In a podcast released earlier this month, star actor turned Los Angeles restaurateur Danny Trejo admitted that he once robbed the Bob’s Big Boy in Burbank. The admission came during a discussion of Trejo’s well-documented criminal past around the city, which led to multiple prison sentences lasting more than a decade. Trejo was eventually released from prison and became a drug counselor, where he somewhat randomly got his break in the film industry while working on a set.

Trejo was asked about his criminal past on a recent episode of the popular year-old Air Jordan food podcast (around the ten-minute mark), replying that he “robbed everything in the San Fernando Valley.” Host Jordan Okun asks if that includes restaurants, to which Trejo replies that he once held up the iconic Bob’s in Burbank. The restaurant, with its swooping architecture, brightly-lit neon signage, and old school burger mascot, is a treasured and protected restaurant landmark for Los Angeles.

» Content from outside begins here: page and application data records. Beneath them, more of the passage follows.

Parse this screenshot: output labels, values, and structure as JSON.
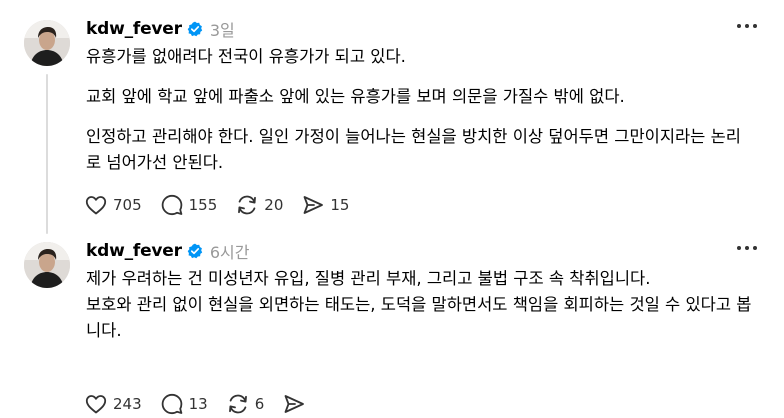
{
  "posts": [
    {
      "username": "kdw_fever",
      "timestamp": "3일",
      "paragraphs": [
        "유흥가를 없애려다 전국이 유흥가가 되고 있다.",
        "교회 앞에 학교 앞에 파출소 앞에 있는 유흥가를 보며 의문을 가질수 밖에 없다.",
        "인정하고 관리해야 한다. 일인 가정이 늘어나는 현실을 방치한 이상 덮어두면 그만이지라는 논리로 넘어가선 안된다."
      ],
      "likes": "705",
      "replies": "155",
      "reposts": "20",
      "shares": "15"
    },
    {
      "username": "kdw_fever",
      "timestamp": "6시간",
      "paragraphs": [
        "제가 우려하는 건 미성년자 유입, 질병 관리 부재, 그리고 불법 구조 속 착취입니다.",
        "보호와 관리 없이 현실을 외면하는 태도는, 도덕을 말하면서도 책임을 회피하는 것일 수 있다고 봅니다."
      ],
      "likes": "243",
      "replies": "13",
      "reposts": "6",
      "shares": ""
    }
  ],
  "colors": {
    "verified_badge": "#0095f6",
    "timestamp": "#999999",
    "icon": "#333333",
    "thread_line": "#dcdcdc"
  },
  "icons": [
    "heart-icon",
    "comment-icon",
    "repost-icon",
    "share-icon",
    "more-icon",
    "verified-badge-icon"
  ]
}
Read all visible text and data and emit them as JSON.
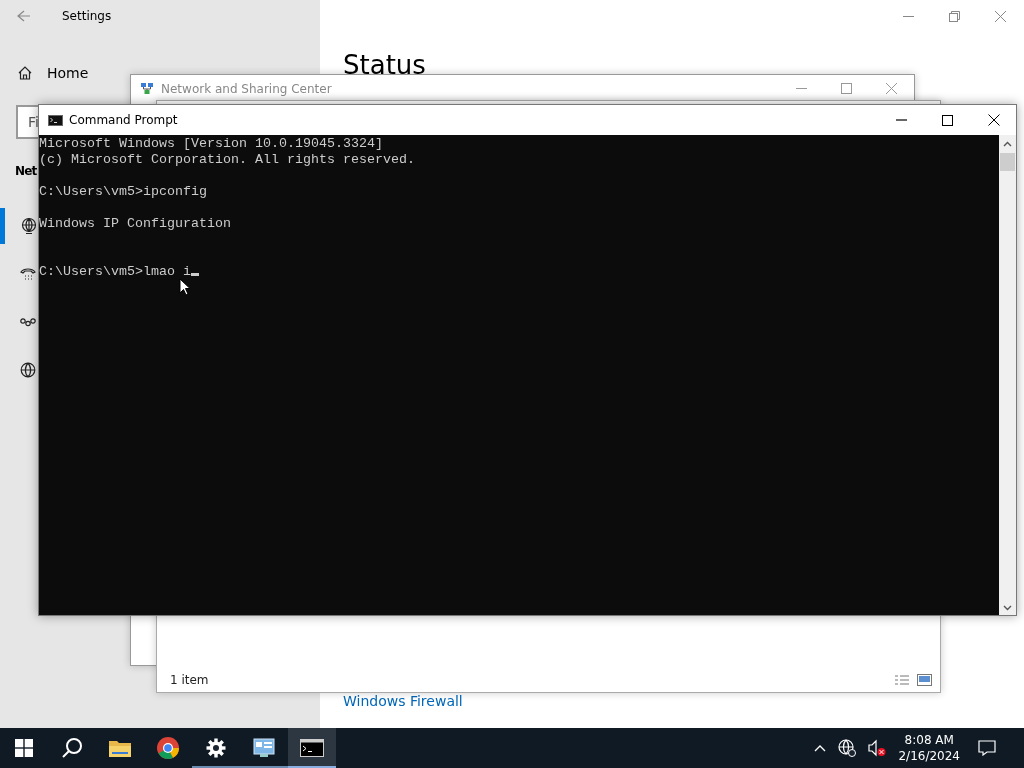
{
  "settings": {
    "title": "Settings",
    "home": "Home",
    "search": {
      "placeholder": "Fi"
    },
    "section_heading": "Net",
    "nav_items": [
      {
        "kind": "ethernet",
        "selected": true
      },
      {
        "kind": "dialup",
        "selected": false
      },
      {
        "kind": "vpn",
        "selected": false
      },
      {
        "kind": "proxy",
        "selected": false
      }
    ],
    "page_title": "Status",
    "link": "Windows Firewall"
  },
  "network_window": {
    "title": "Network and Sharing Center"
  },
  "explorer_window": {
    "status": "1 item"
  },
  "cmd": {
    "title": "Command Prompt",
    "cursor_visible": true,
    "lines": [
      {
        "kind": "text",
        "text": "Microsoft Windows [Version 10.0.19045.3324]"
      },
      {
        "kind": "text",
        "text": "(c) Microsoft Corporation. All rights reserved."
      },
      {
        "kind": "blank"
      },
      {
        "kind": "text",
        "text": "C:\\Users\\vm5>ipconfig"
      },
      {
        "kind": "blank"
      },
      {
        "kind": "text",
        "text": "Windows IP Configuration"
      },
      {
        "kind": "blank"
      },
      {
        "kind": "blank"
      },
      {
        "kind": "text",
        "text": "C:\\Users\\vm5>lmao i"
      }
    ]
  },
  "taskbar": {
    "items": [
      {
        "kind": "search",
        "running": false,
        "selected": false
      },
      {
        "kind": "folder",
        "running": false,
        "selected": false
      },
      {
        "kind": "browser",
        "running": false,
        "selected": false
      },
      {
        "kind": "gear",
        "running": true,
        "selected": false
      },
      {
        "kind": "panel",
        "running": true,
        "selected": false
      },
      {
        "kind": "terminal",
        "running": true,
        "selected": true
      }
    ],
    "time": "8:08 AM",
    "date": "2/16/2024"
  }
}
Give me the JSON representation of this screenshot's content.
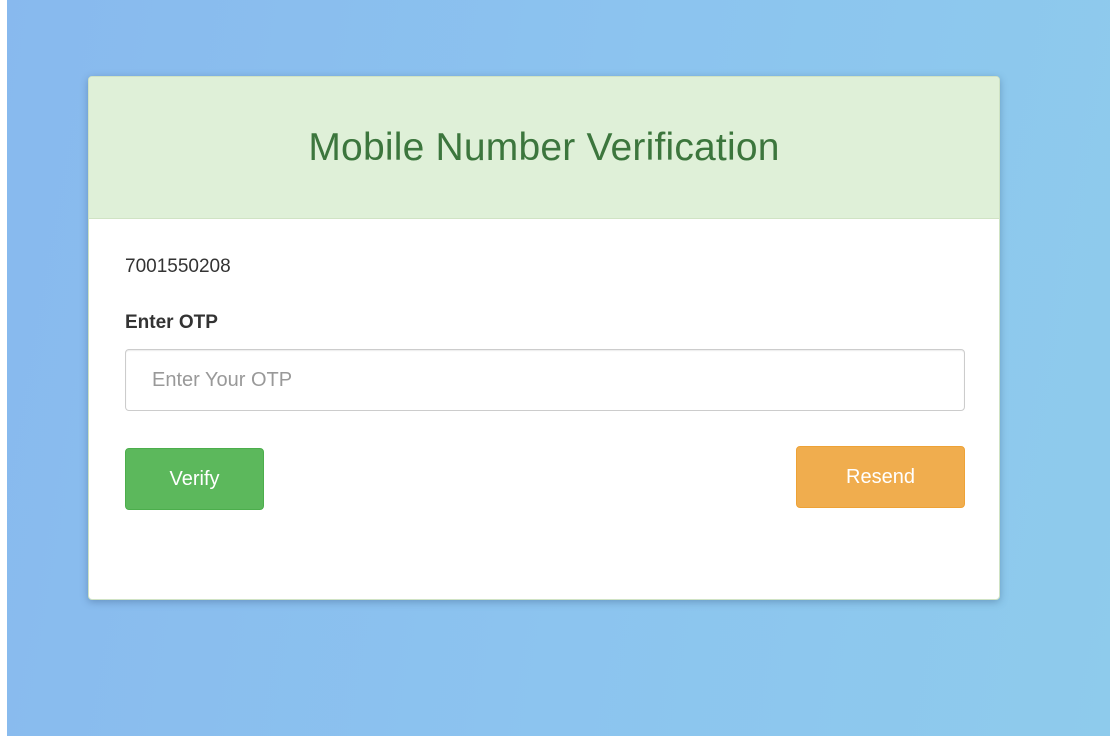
{
  "verification": {
    "title": "Mobile Number Verification",
    "mobile_number": "7001550208",
    "otp_label": "Enter OTP",
    "otp_input": {
      "value": "",
      "placeholder": "Enter Your OTP"
    },
    "verify_label": "Verify",
    "resend_label": "Resend"
  },
  "colors": {
    "heading_bg": "#dff0d8",
    "heading_text": "#3c763d",
    "verify_button": "#5cb85c",
    "resend_button": "#f0ad4e",
    "page_background": "#8cc4ef"
  }
}
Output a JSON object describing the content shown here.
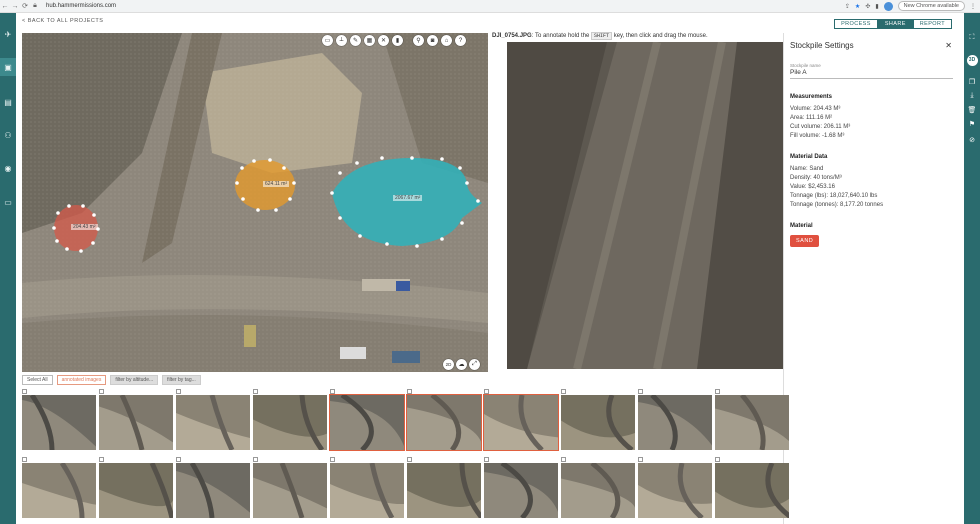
{
  "browser": {
    "url": "hub.hammermissions.com",
    "update_label": "New Chrome available"
  },
  "header": {
    "back_label": "< BACK TO ALL PROJECTS",
    "tabs": [
      {
        "label": "PROCESS",
        "active": false
      },
      {
        "label": "SHARE",
        "active": true
      },
      {
        "label": "REPORT",
        "active": false
      }
    ]
  },
  "map": {
    "piles": [
      {
        "label": "204.43 m²",
        "color": "#d45a4a"
      },
      {
        "label": "624.11 m²",
        "color": "#e39a2d"
      },
      {
        "label": "2067.67 m²",
        "color": "#33b0b8"
      }
    ],
    "bottom_tools": [
      "2D",
      "cloud-icon",
      "expand-icon"
    ]
  },
  "photo": {
    "filename": "DJI_0754.JPG",
    "instruction_pre": "To annotate hold the",
    "key": "SHIFT",
    "instruction_post": "key, then click and drag the mouse."
  },
  "panel": {
    "title": "Stockpile Settings",
    "name_label": "Stockpile name",
    "name_value": "Pile A",
    "measurements_title": "Measurements",
    "measurements": [
      "Volume: 204.43 M³",
      "Area: 111.16 M²",
      "Cut volume: 206.11 M³",
      "Fill volume: -1.68 M³"
    ],
    "material_data_title": "Material Data",
    "material_data": [
      "Name: Sand",
      "Density: 40 tons/M³",
      "Value: $2,453.16",
      "Tonnage (lbs): 18,027,640.10 lbs",
      "Tonnage (tonnes): 8,177.20 tonnes"
    ],
    "material_title": "Material",
    "material_button": "SAND",
    "accent": "#e0503f"
  },
  "filters": {
    "select_all": "Select All",
    "annotated": "annotated images",
    "by_altitude": "filter by altitude...",
    "by_tag": "filter by tag..."
  },
  "colors": {
    "rail": "#2a6b6e",
    "selected_outline": "#e0603f"
  }
}
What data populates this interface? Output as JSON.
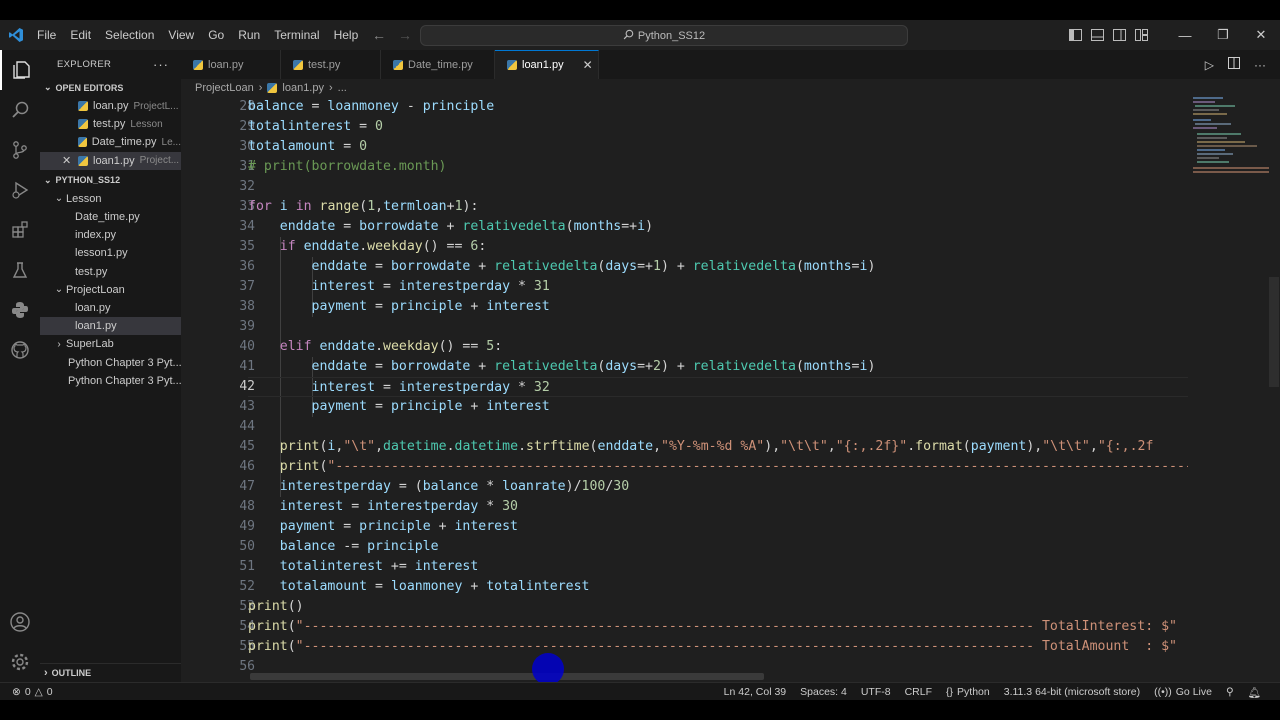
{
  "colors": {
    "accent": "#0078d4",
    "editor_bg": "#1f1f1f",
    "sidebar_bg": "#181818"
  },
  "menu": [
    "File",
    "Edit",
    "Selection",
    "View",
    "Go",
    "Run",
    "Terminal",
    "Help"
  ],
  "command_center": {
    "label": "Python_SS12",
    "icon": "search-icon"
  },
  "sidebar": {
    "title": "EXPLORER",
    "open_editors_title": "OPEN EDITORS",
    "open_editors": [
      {
        "name": "loan.py",
        "desc": "ProjectL..."
      },
      {
        "name": "test.py",
        "desc": "Lesson"
      },
      {
        "name": "Date_time.py",
        "desc": "Le..."
      },
      {
        "name": "loan1.py",
        "desc": "Project..."
      }
    ],
    "workspace_title": "PYTHON_SS12",
    "tree": {
      "lesson_folder": "Lesson",
      "lesson_files": [
        "Date_time.py",
        "index.py",
        "lesson1.py",
        "test.py"
      ],
      "projectloan_folder": "ProjectLoan",
      "projectloan_files": [
        "loan.py",
        "loan1.py"
      ],
      "superlab_folder": "SuperLab",
      "chapter_files": [
        "Python Chapter 3 Pyt...",
        "Python Chapter 3 Pyt..."
      ]
    },
    "outline_title": "OUTLINE"
  },
  "tabs": [
    "loan.py",
    "test.py",
    "Date_time.py",
    "loan1.py"
  ],
  "breadcrumb": {
    "folder": "ProjectLoan",
    "file": "loan1.py",
    "more": "..."
  },
  "editor": {
    "line_numbers": [
      "28",
      "29",
      "30",
      "31",
      "32",
      "33",
      "34",
      "35",
      "36",
      "37",
      "38",
      "39",
      "40",
      "41",
      "42",
      "43",
      "44",
      "45",
      "46",
      "47",
      "48",
      "49",
      "50",
      "51",
      "52",
      "53",
      "54",
      "55",
      "56"
    ],
    "current_line": "42"
  },
  "status": {
    "errors": "0",
    "warnings": "0",
    "position": "Ln 42, Col 39",
    "spaces": "Spaces: 4",
    "encoding": "UTF-8",
    "eol": "CRLF",
    "language": "Python",
    "interpreter": "3.11.3 64-bit (microsoft store)",
    "go_live": "Go Live"
  }
}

Exterior of Bob’s Big Boy with neon signs
Bob’s Big Boy in Burbank
Wonho Frank Lee

While he doesn’t go into too many specifics about the incident itself, Trejo does speak colorfully about that time in his life. He says that robbing restaurants was considered easier to pull off, particularly at the end of the night, because the places “were a lot more lax, you just wanted to get out of there.” The conversation is taken in good fun — Trejo has been open about his criminal history and the good deeds that he does today, including saving a child from a car wreck recently — though it does also underscore the vulnerability of many underpaid service workers in the industry. Trejo even says that years later while filming Heat in the same restaurant, a retired police officer questioned him about the long-ago robbery.

Trejo has been on the straight and narrow now for decades, starring in countless films and starting his own large-scale restaurant group under his own name. The company currently has multiple restaurants across the city, and is planning to push into national territory in the coming years.